“Follow me!” my older daughter cried out.
After her younger sister predictably echoed the directive once again, both girls dove underneath the bed, disappearing from sight. Unsure if I’d even fit, I laid on my back and slowly slithered myself, head first, toward the bed, gauging the overpass as I went, until the entire upper half of my body had safely worm-holed its way into my daughter’s separate dimension.
“Come all the way in Dada,” I heard from behind me.
“I’m in,” I lied, unable to move a whole lot further.
“Bring your legs in too!” she demanded, not to be taken for a fool.
I twisted at the waist and managed to bring one knee inside, which was apparently sufficient. It was a bit of a tight squeeze. But seeing my two daughters move around so easily in their den made it feel about ten times more expansive. It appeared as though my admittedly messy sweethearts intentionally kept things tidier there than in the rest of their bedroom.
I turned my head to the right and saw both of my girls on their hands and knees facing me, looking ecstatic to have their first house guest. Admittedly, I may have been more visibly excited than they were. My wide grin turned into a steady laugh when they began to show me around — and by show me around, that meant I moved my head in different directions to see their kid-cave.
“Come here,” my oldest advised. She was tucked into the back corner next to a handful of toys that had gone missing a few months prior that we’d given up any hope of ever finding again. I wiggled my way in her direction.
“This is my bed,” she whispered, as she delightedly poked her finger at the underside of her mattress to let me in on the secret. I held her hand and pretended to be astonished.
“Oh, wow baby, this is so cool!” I said, scanning the area four inches above my face. “Pretty décor,” I joked.
“See my toys,” she interrupted.
It appeared that the placement of their toys had a purpose, at least in toddler logic. The toy trains, my lost golf ball, and a pink toy camera were some of their favorites; the ones they wanted to keep as far away from authority as possible were stuffed as deeply into the back corner as could be. A few stray pieces of pretend food and a wooden plate sat together near the entrance to the complex.
“Look at,” my 4-year-old proclaimed, as she showed me her stack of Lego Batman comic books tucked against the wall.
“Yook at!” my 2-year-old reflexively called out, wanting to be included. Even though she hasn’t mastered all of her pronunciations, she still instinctively copies everything her older sister says. I rolled my head to the left. She poked me in the forehead a couple times, then pointed to the wooden bottom side of the bed support, where a handful of stickers had been strategically applied.
“Are these yours?!” I asked, opening my eyes as widely as hers.
“Stickers,” she replied.
“Can I look over there?” I asked both of them, as I pointed to the end of the bed I hadn’t explored yet.
“Okay,” my oldest conceded, as if she hadn’t properly prepared it well enough for company. As I scooted in that direction on my back, slowly, my girls zoomed past me and tried to quickly spread a blanket.

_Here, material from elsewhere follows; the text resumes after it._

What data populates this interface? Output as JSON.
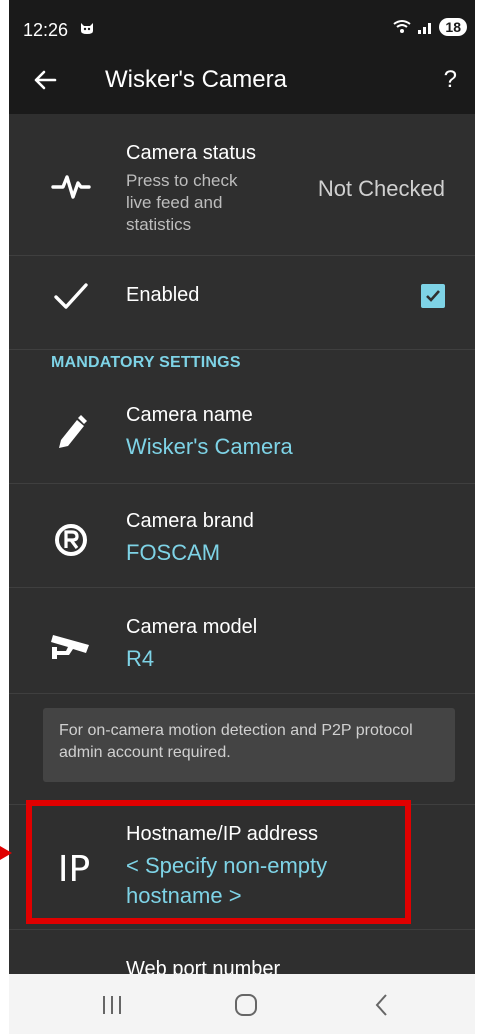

Here, in this imaginary world, they were different. They had each laid claim to their own spot, and, even though my oldest was still the alpha, the dynamic between the two felt more cooperative than usual. They were both so proud of their cozy hide-out, where they knew their rules reigned supreme. I was the house guest that needed instruction. And they were happy to provide.
After a few minutes, my initial nervous energy had quickly transformed into pure happiness. My worries and responsibilities, too, remained outside of this small space. The scene of my kids playing adult had a way of muting the dialogue that typically distracts me. I focused on nothing else but my girls, because nothing else in the entire universe existed at that moment besides us.
Down there, my body twisted and crammed into this space, I was reminded of my formative years where my brother and I would build forts, cover them with blankets, and deem ourselves rulers of the land. It provided us a sense of control over our lives that wasn’t actually there. It was a place to escape, hide out, and feel as though we had already begun to build our own little place in the world, unaware that eventually we’d come full circle and miss the carefree days of yore.
My kids will always instinctively want their independence and this desire will only grow stronger as they age. And being invited into their version of independence was such a perfect moment. I could share in their world for a while, before it becomes closed off to me for good. They granted me access to their exclusive club, and I was so proud to be able to get a guided tour of the world of imagination I had forgotten.